(Records from a collection)
════════
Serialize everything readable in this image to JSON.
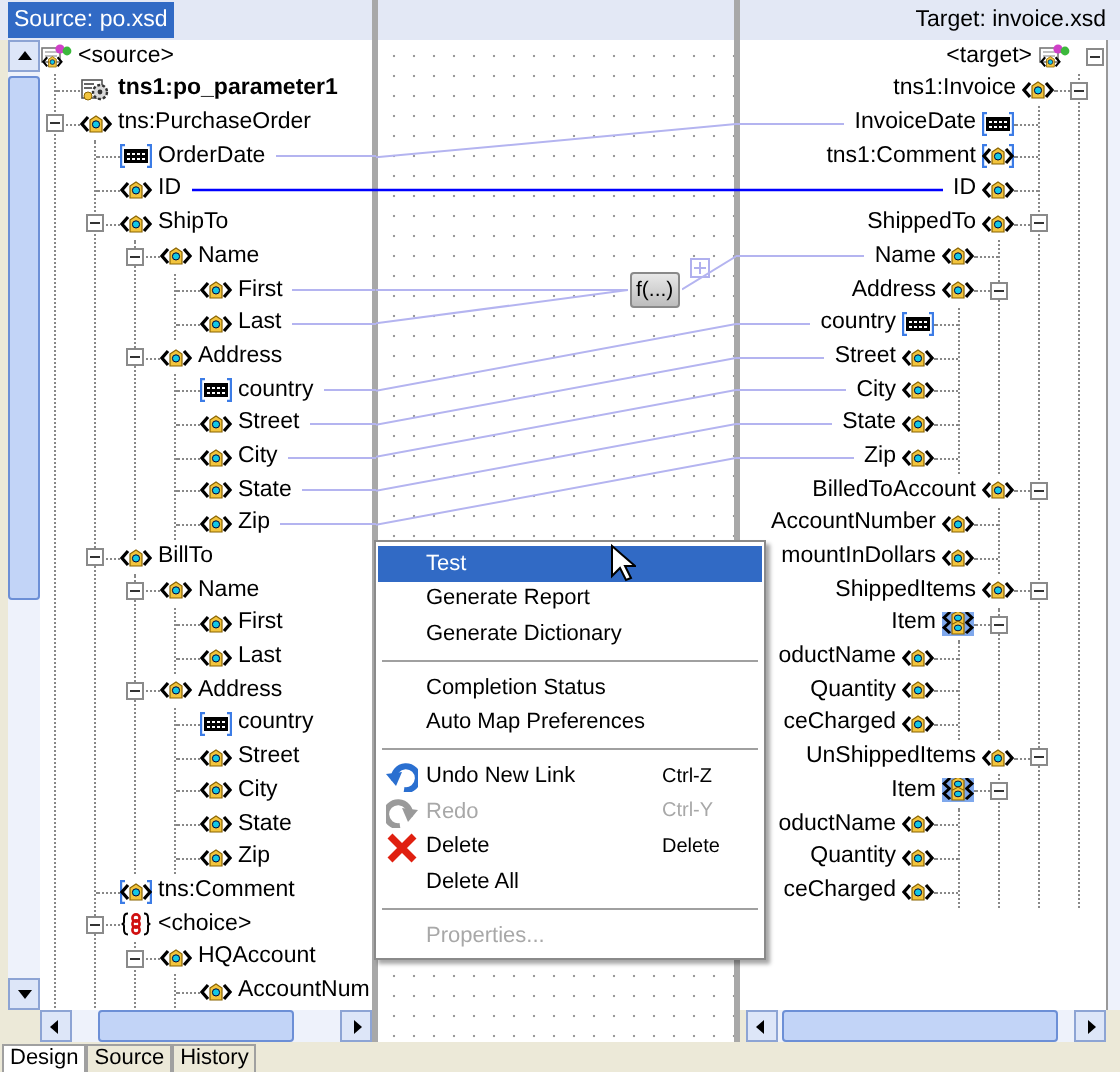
{
  "source_pane": {
    "header": {
      "label": "Source: po.xsd",
      "selected": true
    },
    "tree": [
      {
        "label": "<source>",
        "kind": "root",
        "children": [
          {
            "label": "tns1:po_parameter1",
            "kind": "parameter"
          },
          {
            "label": "tns:PurchaseOrder",
            "kind": "element",
            "expanded": true,
            "children": [
              {
                "label": "OrderDate",
                "kind": "attribute",
                "linked": true,
                "through_function": false,
                "link_selected": false
              },
              {
                "label": "ID",
                "kind": "element",
                "linked": true,
                "through_function": false,
                "link_selected": true
              },
              {
                "label": "ShipTo",
                "kind": "element",
                "expanded": true,
                "children": [
                  {
                    "label": "Name",
                    "kind": "element",
                    "expanded": true,
                    "children": [
                      {
                        "label": "First",
                        "kind": "element",
                        "linked": true,
                        "through_function": true
                      },
                      {
                        "label": "Last",
                        "kind": "element",
                        "linked": true,
                        "through_function": true
                      }
                    ]
                  },
                  {
                    "label": "Address",
                    "kind": "element",
                    "expanded": true,
                    "children": [
                      {
                        "label": "country",
                        "kind": "attribute",
                        "linked": true,
                        "through_function": false,
                        "link_selected": false
                      },
                      {
                        "label": "Street",
                        "kind": "element",
                        "linked": true,
                        "through_function": false,
                        "link_selected": false
                      },
                      {
                        "label": "City",
                        "kind": "element",
                        "linked": true,
                        "through_function": false,
                        "link_selected": false
                      },
                      {
                        "label": "State",
                        "kind": "element",
                        "linked": true,
                        "through_function": false,
                        "link_selected": false
                      },
                      {
                        "label": "Zip",
                        "kind": "element",
                        "linked": true,
                        "through_function": false,
                        "link_selected": false
                      }
                    ]
                  }
                ]
              },
              {
                "label": "BillTo",
                "kind": "element",
                "expanded": true,
                "children": [
                  {
                    "label": "Name",
                    "kind": "element",
                    "expanded": true,
                    "children": [
                      {
                        "label": "First",
                        "kind": "element"
                      },
                      {
                        "label": "Last",
                        "kind": "element"
                      }
                    ]
                  },
                  {
                    "label": "Address",
                    "kind": "element",
                    "expanded": true,
                    "children": [
                      {
                        "label": "country",
                        "kind": "attribute"
                      },
                      {
                        "label": "Street",
                        "kind": "element"
                      },
                      {
                        "label": "City",
                        "kind": "element"
                      },
                      {
                        "label": "State",
                        "kind": "element"
                      },
                      {
                        "label": "Zip",
                        "kind": "element"
                      }
                    ]
                  }
                ]
              },
              {
                "label": "tns:Comment",
                "kind": "optional-element"
              },
              {
                "label": "<choice>",
                "kind": "choice",
                "expanded": true,
                "children": [
                  {
                    "label": "HQAccount",
                    "kind": "element",
                    "expanded": true,
                    "children": [
                      {
                        "label": "AccountNum",
                        "kind": "element"
                      }
                    ]
                  }
                ]
              }
            ]
          }
        ]
      }
    ]
  },
  "target_pane": {
    "header": {
      "label": "Target: invoice.xsd",
      "selected": false
    },
    "tree": [
      {
        "label": "<target>",
        "kind": "root",
        "expanded": true,
        "children": [
          {
            "label": "tns1:Invoice",
            "kind": "element",
            "expanded": true,
            "children": [
              {
                "label": "InvoiceDate",
                "kind": "attribute",
                "linked": true,
                "through_function": false
              },
              {
                "label": "tns1:Comment",
                "kind": "optional-element"
              },
              {
                "label": "ID",
                "kind": "element",
                "linked": true,
                "through_function": false
              },
              {
                "label": "ShippedTo",
                "kind": "element",
                "expanded": true,
                "children": [
                  {
                    "label": "Name",
                    "kind": "element",
                    "linked": true,
                    "through_function": true
                  },
                  {
                    "label": "Address",
                    "kind": "element",
                    "expanded": true,
                    "children": [
                      {
                        "label": "country",
                        "kind": "attribute",
                        "linked": true,
                        "through_function": false
                      },
                      {
                        "label": "Street",
                        "kind": "element",
                        "linked": true,
                        "through_function": false
                      },
                      {
                        "label": "City",
                        "kind": "element",
                        "linked": true,
                        "through_function": false
                      },
                      {
                        "label": "State",
                        "kind": "element",
                        "linked": true,
                        "through_function": false
                      },
                      {
                        "label": "Zip",
                        "kind": "element",
                        "linked": true,
                        "through_function": false
                      }
                    ]
                  }
                ]
              },
              {
                "label": "BilledToAccount",
                "kind": "element",
                "expanded": true,
                "children": [
                  {
                    "label": "AccountNumber",
                    "kind": "element"
                  },
                  {
                    "label": "mountInDollars",
                    "kind": "element"
                  }
                ]
              },
              {
                "label": "ShippedItems",
                "kind": "element",
                "expanded": true,
                "children": [
                  {
                    "label": "Item",
                    "kind": "repeating-element",
                    "expanded": true,
                    "children": [
                      {
                        "label": "oductName",
                        "kind": "element"
                      },
                      {
                        "label": "Quantity",
                        "kind": "element"
                      },
                      {
                        "label": "ceCharged",
                        "kind": "element"
                      }
                    ]
                  }
                ]
              },
              {
                "label": "UnShippedItems",
                "kind": "element",
                "expanded": true,
                "children": [
                  {
                    "label": "Item",
                    "kind": "repeating-element",
                    "expanded": true,
                    "children": [
                      {
                        "label": "oductName",
                        "kind": "element"
                      },
                      {
                        "label": "Quantity",
                        "kind": "element"
                      },
                      {
                        "label": "ceCharged",
                        "kind": "element"
                      }
                    ]
                  }
                ]
              }
            ]
          }
        ]
      }
    ]
  },
  "function_node": {
    "label": "f(...)"
  },
  "context_menu": {
    "items": [
      {
        "kind": "item",
        "label": "Test",
        "selected": true,
        "disabled": false
      },
      {
        "kind": "item",
        "label": "Generate Report",
        "selected": false,
        "disabled": false
      },
      {
        "kind": "item",
        "label": "Generate Dictionary",
        "selected": false,
        "disabled": false
      },
      {
        "kind": "separator"
      },
      {
        "kind": "item",
        "label": "Completion Status",
        "selected": false,
        "disabled": false
      },
      {
        "kind": "item",
        "label": "Auto Map Preferences",
        "selected": false,
        "disabled": false
      },
      {
        "kind": "separator"
      },
      {
        "kind": "undo",
        "label": "Undo New Link",
        "shortcut": "Ctrl-Z",
        "selected": false,
        "disabled": false
      },
      {
        "kind": "redo",
        "label": "Redo",
        "shortcut": "Ctrl-Y",
        "selected": false,
        "disabled": true
      },
      {
        "kind": "delete",
        "label": "Delete",
        "shortcut": "Delete",
        "selected": false,
        "disabled": false
      },
      {
        "kind": "item",
        "label": "Delete All",
        "selected": false,
        "disabled": false
      },
      {
        "kind": "separator"
      },
      {
        "kind": "item",
        "label": "Properties...",
        "selected": false,
        "disabled": true
      }
    ]
  },
  "tabs": [
    {
      "label": "Design",
      "selected": true
    },
    {
      "label": "Source",
      "selected": false
    },
    {
      "label": "History",
      "selected": false
    }
  ]
}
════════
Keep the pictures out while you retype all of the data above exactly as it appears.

Serialize everything readable in this image to JSON.
{
  "source_pane": {
    "header": {
      "label": "Source: po.xsd",
      "selected": true
    },
    "tree": [
      {
        "label": "<source>",
        "kind": "root",
        "children": [
          {
            "label": "tns1:po_parameter1",
            "kind": "parameter"
          },
          {
            "label": "tns:PurchaseOrder",
            "kind": "element",
            "expanded": true,
            "children": [
              {
                "label": "OrderDate",
                "kind": "attribute",
                "linked": true,
                "through_function": false,
                "link_selected": false
              },
              {
                "label": "ID",
                "kind": "element",
                "linked": true,
                "through_function": false,
                "link_selected": true
              },
              {
                "label": "ShipTo",
                "kind": "element",
                "expanded": true,
                "children": [
                  {
                    "label": "Name",
                    "kind": "element",
                    "expanded": true,
                    "children": [
                      {
                        "label": "First",
                        "kind": "element",
                        "linked": true,
                        "through_function": true
                      },
                      {
                        "label": "Last",
                        "kind": "element",
                        "linked": true,
                        "through_function": true
                      }
                    ]
                  },
                  {
                    "label": "Address",
                    "kind": "element",
                    "expanded": true,
                    "children": [
                      {
                        "label": "country",
                        "kind": "attribute",
                        "linked": true,
                        "through_function": false,
                        "link_selected": false
                      },
                      {
                        "label": "Street",
                        "kind": "element",
                        "linked": true,
                        "through_function": false,
                        "link_selected": false
                      },
                      {
                        "label": "City",
                        "kind": "element",
                        "linked": true,
                        "through_function": false,
                        "link_selected": false
                      },
                      {
                        "label": "State",
                        "kind": "element",
                        "linked": true,
                        "through_function": false,
                        "link_selected": false
                      },
                      {
                        "label": "Zip",
                        "kind": "element",
                        "linked": true,
                        "through_function": false,
                        "link_selected": false
                      }
                    ]
                  }
                ]
              },
              {
                "label": "BillTo",
                "kind": "element",
                "expanded": true,
                "children": [
                  {
                    "label": "Name",
                    "kind": "element",
                    "expanded": true,
                    "children": [
                      {
                        "label": "First",
                        "kind": "element"
                      },
                      {
                        "label": "Last",
                        "kind": "element"
                      }
                    ]
                  },
                  {
                    "label": "Address",
                    "kind": "element",
                    "expanded": true,
                    "children": [
                      {
                        "label": "country",
                        "kind": "attribute"
                      },
                      {
                        "label": "Street",
                        "kind": "element"
                      },
                      {
                        "label": "City",
                        "kind": "element"
                      },
                      {
                        "label": "State",
                        "kind": "element"
                      },
                      {
                        "label": "Zip",
                        "kind": "element"
                      }
                    ]
                  }
                ]
              },
              {
                "label": "tns:Comment",
                "kind": "optional-element"
              },
              {
                "label": "<choice>",
                "kind": "choice",
                "expanded": true,
                "children": [
                  {
                    "label": "HQAccount",
                    "kind": "element",
                    "expanded": true,
                    "children": [
                      {
                        "label": "AccountNum",
                        "kind": "element"
                      }
                    ]
                  }
                ]
              }
            ]
          }
        ]
      }
    ]
  },
  "target_pane": {
    "header": {
      "label": "Target: invoice.xsd",
      "selected": false
    },
    "tree": [
      {
        "label": "<target>",
        "kind": "root",
        "expanded": true,
        "children": [
          {
            "label": "tns1:Invoice",
            "kind": "element",
            "expanded": true,
            "children": [
              {
                "label": "InvoiceDate",
                "kind": "attribute",
                "linked": true,
                "through_function": false
              },
              {
                "label": "tns1:Comment",
                "kind": "optional-element"
              },
              {
                "label": "ID",
                "kind": "element",
                "linked": true,
                "through_function": false
              },
              {
                "label": "ShippedTo",
                "kind": "element",
                "expanded": true,
                "children": [
                  {
                    "label": "Name",
                    "kind": "element",
                    "linked": true,
                    "through_function": true
                  },
                  {
                    "label": "Address",
                    "kind": "element",
                    "expanded": true,
                    "children": [
                      {
                        "label": "country",
                        "kind": "attribute",
                        "linked": true,
                        "through_function": false
                      },
                      {
                        "label": "Street",
                        "kind": "element",
                        "linked": true,
                        "through_function": false
                      },
                      {
                        "label": "City",
                        "kind": "element",
                        "linked": true,
                        "through_function": false
                      },
                      {
                        "label": "State",
                        "kind": "element",
                        "linked": true,
                        "through_function": false
                      },
                      {
                        "label": "Zip",
                        "kind": "element",
                        "linked": true,
                        "through_function": false
                      }
                    ]
                  }
                ]
              },
              {
                "label": "BilledToAccount",
                "kind": "element",
                "expanded": true,
                "children": [
                  {
                    "label": "AccountNumber",
                    "kind": "element"
                  },
                  {
                    "label": "mountInDollars",
                    "kind": "element"
                  }
                ]
              },
              {
                "label": "ShippedItems",
                "kind": "element",
                "expanded": true,
                "children": [
                  {
                    "label": "Item",
                    "kind": "repeating-element",
                    "expanded": true,
                    "children": [
                      {
                        "label": "oductName",
                        "kind": "element"
                      },
                      {
                        "label": "Quantity",
                        "kind": "element"
                      },
                      {
                        "label": "ceCharged",
                        "kind": "element"
                      }
                    ]
                  }
                ]
              },
              {
                "label": "UnShippedItems",
                "kind": "element",
                "expanded": true,
                "children": [
                  {
                    "label": "Item",
                    "kind": "repeating-element",
                    "expanded": true,
                    "children": [
                      {
                        "label": "oductName",
                        "kind": "element"
                      },
                      {
                        "label": "Quantity",
                        "kind": "element"
                      },
                      {
                        "label": "ceCharged",
                        "kind": "element"
                      }
                    ]
                  }
                ]
              }
            ]
          }
        ]
      }
    ]
  },
  "function_node": {
    "label": "f(...)"
  },
  "context_menu": {
    "items": [
      {
        "kind": "item",
        "label": "Test",
        "selected": true,
        "disabled": false
      },
      {
        "kind": "item",
        "label": "Generate Report",
        "selected": false,
        "disabled": false
      },
      {
        "kind": "item",
        "label": "Generate Dictionary",
        "selected": false,
        "disabled": false
      },
      {
        "kind": "separator"
      },
      {
        "kind": "item",
        "label": "Completion Status",
        "selected": false,
        "disabled": false
      },
      {
        "kind": "item",
        "label": "Auto Map Preferences",
        "selected": false,
        "disabled": false
      },
      {
        "kind": "separator"
      },
      {
        "kind": "undo",
        "label": "Undo New Link",
        "shortcut": "Ctrl-Z",
        "selected": false,
        "disabled": false
      },
      {
        "kind": "redo",
        "label": "Redo",
        "shortcut": "Ctrl-Y",
        "selected": false,
        "disabled": true
      },
      {
        "kind": "delete",
        "label": "Delete",
        "shortcut": "Delete",
        "selected": false,
        "disabled": false
      },
      {
        "kind": "item",
        "label": "Delete All",
        "selected": false,
        "disabled": false
      },
      {
        "kind": "separator"
      },
      {
        "kind": "item",
        "label": "Properties...",
        "selected": false,
        "disabled": true
      }
    ]
  },
  "tabs": [
    {
      "label": "Design",
      "selected": true
    },
    {
      "label": "Source",
      "selected": false
    },
    {
      "label": "History",
      "selected": false
    }
  ]
}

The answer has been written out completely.